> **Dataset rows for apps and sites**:
========================

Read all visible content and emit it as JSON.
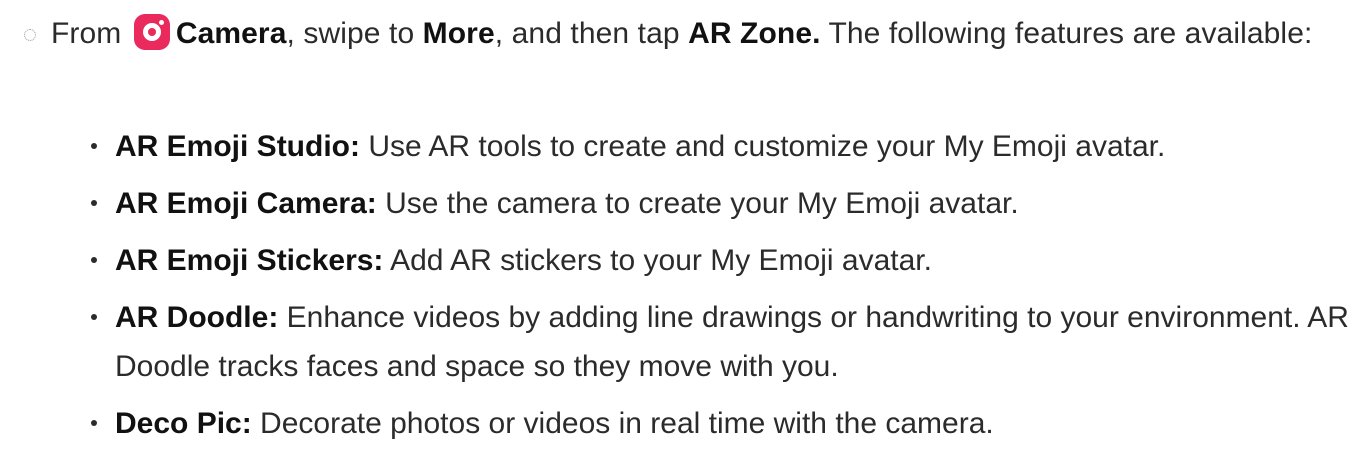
{
  "step": {
    "pre": "From ",
    "camera_icon": "camera-app-icon",
    "camera": "Camera",
    "mid1": ", swipe to ",
    "more": "More",
    "mid2": ", and then tap ",
    "ar_zone": "AR Zone.",
    "post": " The following features are available:"
  },
  "features": [
    {
      "term": "AR Emoji Studio:",
      "desc": " Use AR tools to create and customize your My Emoji avatar."
    },
    {
      "term": "AR Emoji Camera:",
      "desc": " Use the camera to create your My Emoji avatar."
    },
    {
      "term": "AR Emoji Stickers:",
      "desc": " Add AR stickers to your My Emoji avatar."
    },
    {
      "term": "AR Doodle:",
      "desc": " Enhance videos by adding line drawings or handwriting to your environment. AR Doodle tracks faces and space so they move with you."
    },
    {
      "term": "Deco Pic:",
      "desc": " Decorate photos or videos in real time with the camera."
    }
  ],
  "colors": {
    "camera_icon": "#ea2a5c",
    "text": "#2b2b2b"
  }
}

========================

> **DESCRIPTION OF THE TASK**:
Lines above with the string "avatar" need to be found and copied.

> **TASK RESPONSE**:
      "desc": " Use AR tools to create and customize your My Emoji avatar."
      "desc": " Use the camera to create your My Emoji avatar."
      "desc": " Add AR stickers to your My Emoji avatar."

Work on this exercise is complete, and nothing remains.